Last week, USA Today reported that Pete Rose is hopeful the new Major League commissioner will meet with him to discuss his ban from baseball. Rose has already been cleared to take part in some of the All-Star festivities in Cincinnati this summer.
I came across the story below from the January 11, 1984 edition of the Montreal Gazette a little while back and found it very interesting. Particularly now. (Coincidentally, given my story two weeks ago about about the new Red Army film, the Gazette was also reporting that day that Canadiens GM Serge Savard was preparing for an upcoming trip to the Sarajevo Winter Olympics and was hopeful that Vladislav Tretiak would return to Montreal with him to play in the NHL after the Games. Tretiak, of course, never received the permission he needed from Soviet officials to join the Canadiens.)
Back in 1984, Pete Rose was a free agent after five years with the Philadelphia Phillies, which had followed his 16 seasons with the Cincinnati Reds. Rose would turn 43 that April, and his batting average had dropped from .325 in 1981 to .271 in 1982 to .245 in 1983. Still, with 3,990 career hits, he was just 201 behind Ty Cobb’s all-time record at the time and there was little doubt he was going to sign with someone. The Expos and the Seattle Mariners were the only teams on record as showing any interest. Ian MacDonald wrote that Rose expected to know if he had a deal to come to Montreal within the week. (He signed with the Expos on January 20.) What I found most interesting is what MacDonald wrote next:
“And a guy who picked both National Football League playoff games Sunday – and was “nine-for-twelve in the bowls” is worth heeding when he predicts that an announcement may be imminent.”
Obviously, nobody had a problem with Rose’s gambling at this point! To insiders (though certainly not to fans like my 20-year-old self) Rose was known to be a big gambler, and was often seen at horse races.
Rose got his 4,000th hit with the Expos early in the season, but was traded to Cincinnati in August and became the Reds’ player-manager. He broke Cobb’s record the following year, on September 11, 1985. Rose gave up playing after 1986 but was still managing the Reds in 1989 when his gambling problem became known to all. That August, he was banned from baseball for life for gambling on the game. He denied for years that he’d bet on baseball, but Rose finally came clean in 2004 … though he says he only ever bet on his own team to win.

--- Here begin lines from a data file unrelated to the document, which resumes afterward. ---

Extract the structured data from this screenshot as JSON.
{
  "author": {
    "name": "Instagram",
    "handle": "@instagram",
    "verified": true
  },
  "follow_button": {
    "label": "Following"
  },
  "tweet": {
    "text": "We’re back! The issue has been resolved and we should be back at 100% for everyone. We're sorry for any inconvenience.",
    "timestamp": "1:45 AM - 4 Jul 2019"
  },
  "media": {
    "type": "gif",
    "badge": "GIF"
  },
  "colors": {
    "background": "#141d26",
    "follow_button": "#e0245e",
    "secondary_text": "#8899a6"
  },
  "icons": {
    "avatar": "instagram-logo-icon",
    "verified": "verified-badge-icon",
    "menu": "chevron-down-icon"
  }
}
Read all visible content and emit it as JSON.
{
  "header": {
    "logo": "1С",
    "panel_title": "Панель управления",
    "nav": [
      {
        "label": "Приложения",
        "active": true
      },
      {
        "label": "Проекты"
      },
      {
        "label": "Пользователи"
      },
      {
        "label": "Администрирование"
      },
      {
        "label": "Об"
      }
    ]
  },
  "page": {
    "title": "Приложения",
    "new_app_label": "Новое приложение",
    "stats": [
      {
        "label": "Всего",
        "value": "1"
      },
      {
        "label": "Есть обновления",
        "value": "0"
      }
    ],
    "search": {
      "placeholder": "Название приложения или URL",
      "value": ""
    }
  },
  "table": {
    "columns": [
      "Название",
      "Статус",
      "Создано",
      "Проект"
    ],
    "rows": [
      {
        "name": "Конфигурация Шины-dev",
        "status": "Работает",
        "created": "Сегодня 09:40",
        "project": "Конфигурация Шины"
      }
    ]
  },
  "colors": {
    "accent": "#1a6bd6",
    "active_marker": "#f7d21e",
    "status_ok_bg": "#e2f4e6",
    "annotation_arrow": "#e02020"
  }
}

Despite the many records he holds (some of which are listed below), Rose remains ineligible for election to the Baseball Hall of Fame. There is no indication yet that Commissioner Rob Manfred plans to change this. For more on whether or not Rose should be in Cooperstown, you can read a couple of interesting stories that appeared in The Atlantic in March and August of 2014.
Major League Records

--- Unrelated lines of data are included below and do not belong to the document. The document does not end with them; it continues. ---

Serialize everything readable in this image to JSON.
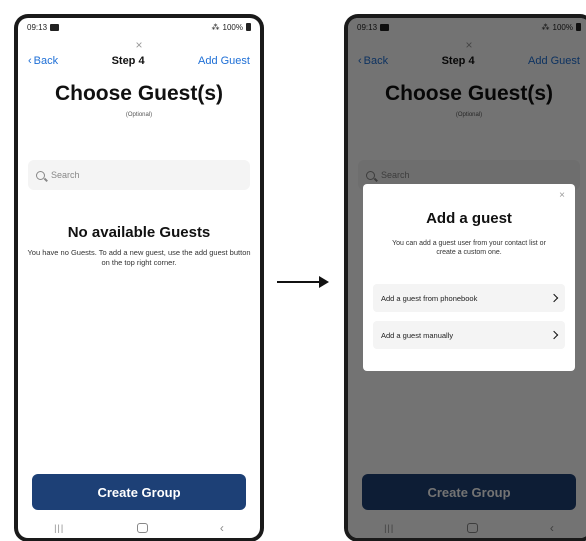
{
  "status_bar": {
    "time": "09:13",
    "battery": "100%"
  },
  "close_symbol": "×",
  "nav": {
    "back_label": "Back",
    "step_label": "Step 4",
    "add_guest_label": "Add Guest"
  },
  "page": {
    "title": "Choose Guest(s)",
    "subtitle": "(Optional)"
  },
  "search": {
    "placeholder": "Search"
  },
  "empty_state": {
    "title": "No available Guests",
    "description": "You have no Guests. To add a new guest, use the add guest button on the top right corner."
  },
  "create_button": {
    "label": "Create Group"
  },
  "dialog": {
    "close_symbol": "×",
    "title": "Add a guest",
    "description": "You can add a guest user from your contact list or create a custom one.",
    "options": [
      {
        "label": "Add a guest from phonebook",
        "icon": "chevron-right-icon"
      },
      {
        "label": "Add a guest manually",
        "icon": "chevron-right-icon"
      }
    ]
  },
  "icons": {
    "search": "search-icon",
    "back": "chevron-left-icon",
    "recents": "recents-icon",
    "home": "home-icon",
    "nav_back": "nav-back-icon"
  },
  "colors": {
    "accent": "#1e6fd6",
    "primary_button": "#1d4076",
    "overlay": "rgba(0,0,0,0.55)"
  }
}
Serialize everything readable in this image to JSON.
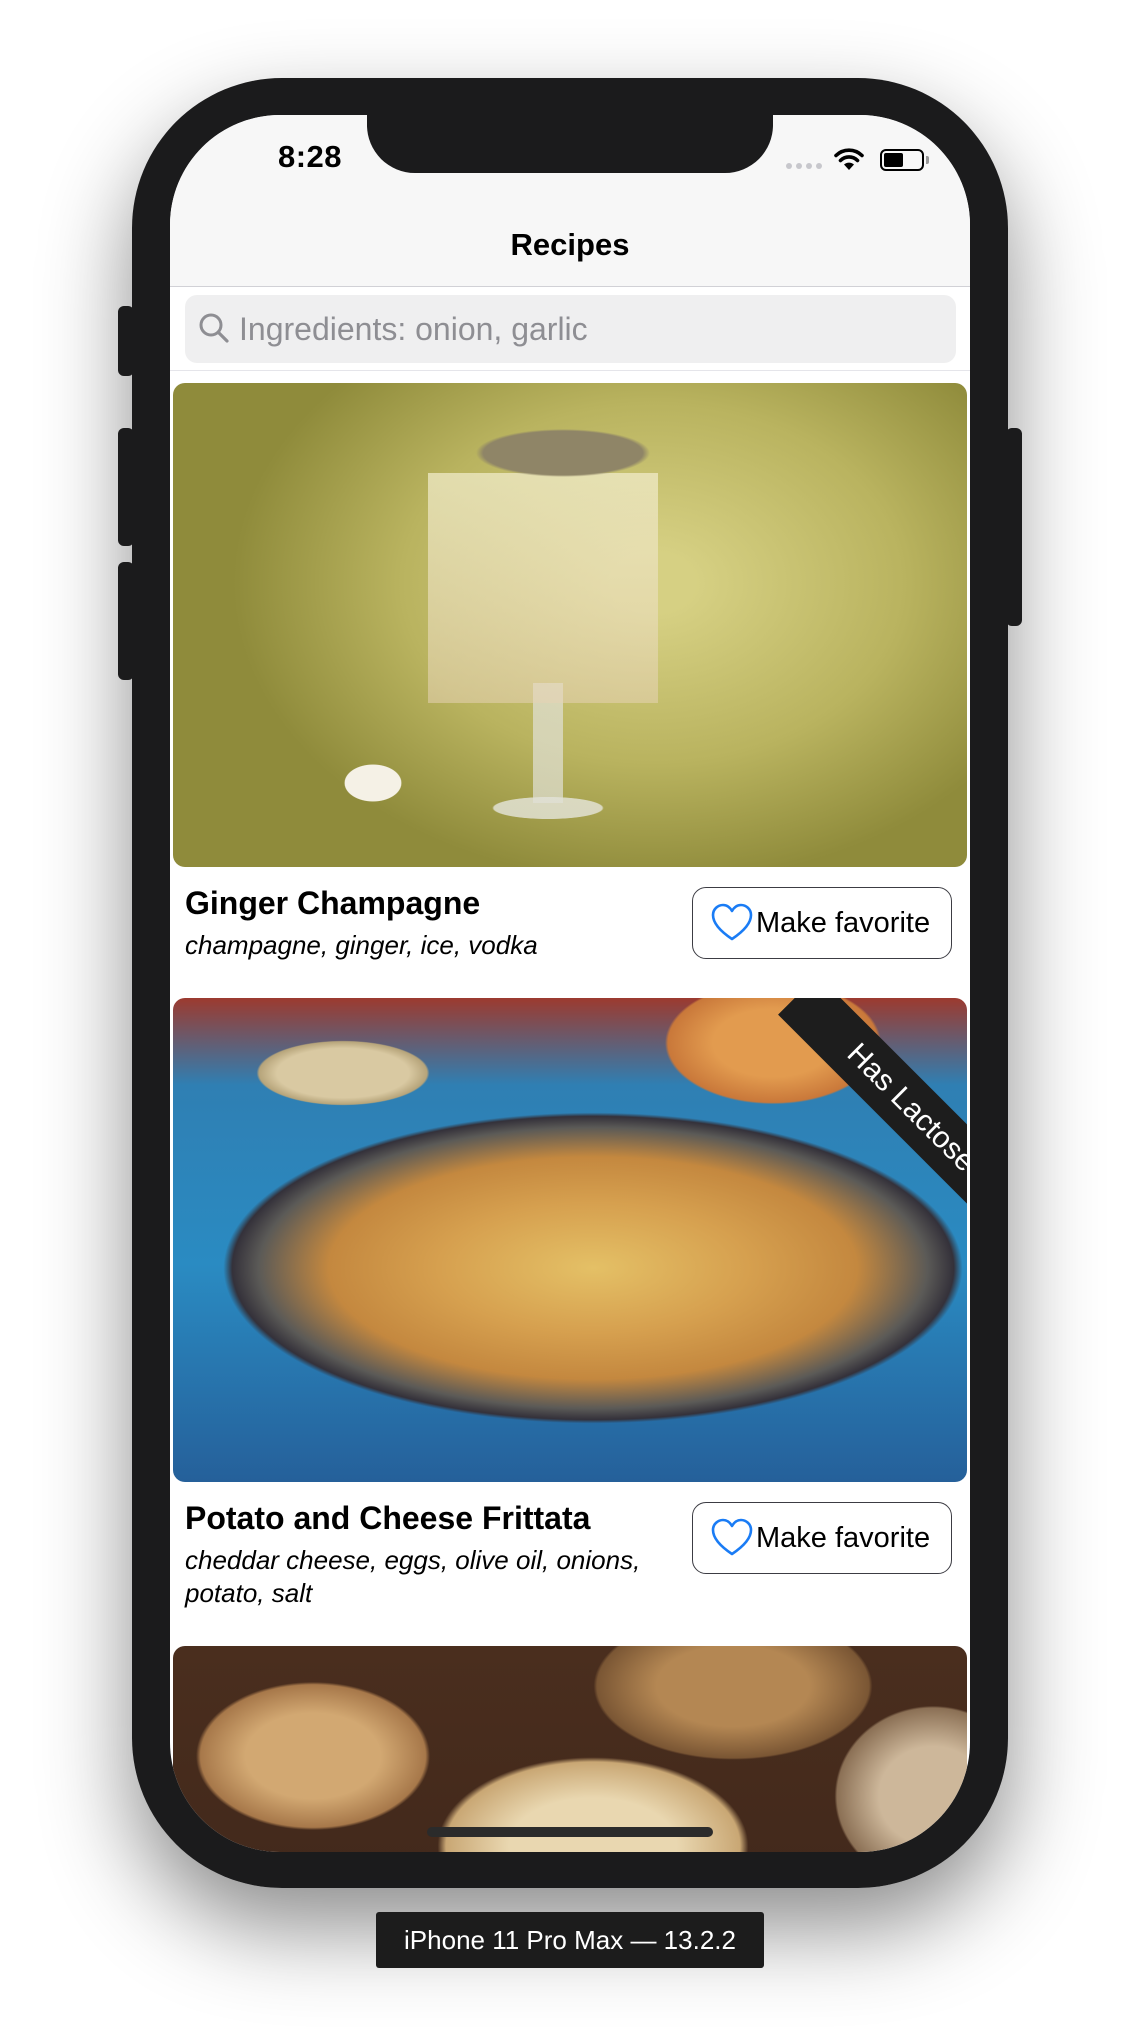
{
  "status_bar": {
    "time": "8:28"
  },
  "navbar": {
    "title": "Recipes"
  },
  "search": {
    "placeholder": "Ingredients: onion, garlic",
    "value": ""
  },
  "recipes": [
    {
      "title": "Ginger Champagne",
      "ingredients": "champagne, ginger, ice, vodka",
      "favorite_label": "Make favorite",
      "badge": ""
    },
    {
      "title": "Potato and Cheese Frittata",
      "ingredients": "cheddar cheese, eggs, olive oil, onions, potato, salt",
      "favorite_label": "Make favorite",
      "badge": "Has Lactose"
    }
  ],
  "device": {
    "label": "iPhone 11 Pro Max — 13.2.2"
  },
  "colors": {
    "accent": "#1a7cf5",
    "ribbon": "#1d1d1d",
    "device_frame": "#1b1b1c"
  }
}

• Most Career Hits 4,256
• Most Games Played 3,562
• Most AB’s 14,053
• Most Singles 3,315
• Most Total Bases Switch Hitter 5,752
• Most Season 200 or more hits 10
• Most Season 600 or more AB’s 17
• Most Season 150 or more games played 17
• Only Major League Player in History to Play 500 Games at 5 Positions
National League Records
• Most Doubles 746
• Longest Consecutive Game Hitting Steak (44 Games) 1978
• Batting Champ 1968-1969-1973
3 thoughts on “The Odds on Pete Rose”
Wow! Incredible stats when one goes back and looks. These really got lost in the betting scandal. As much as I wasn’t a big fan of his personality, these accompishments are amplified when compared to those of the PED era players.
Loved McDonald’s quote.
How unfortunate Pete Rose’s ‘extra cirricular’ activities have prevented him from the Baseball Hall of Fame. His stats are amazing & on that merit he should be inducted…. I am sure he is not the ONLY person to have gambled or drank or done something wrong in a sport so I think Pete should get his place in baseball history!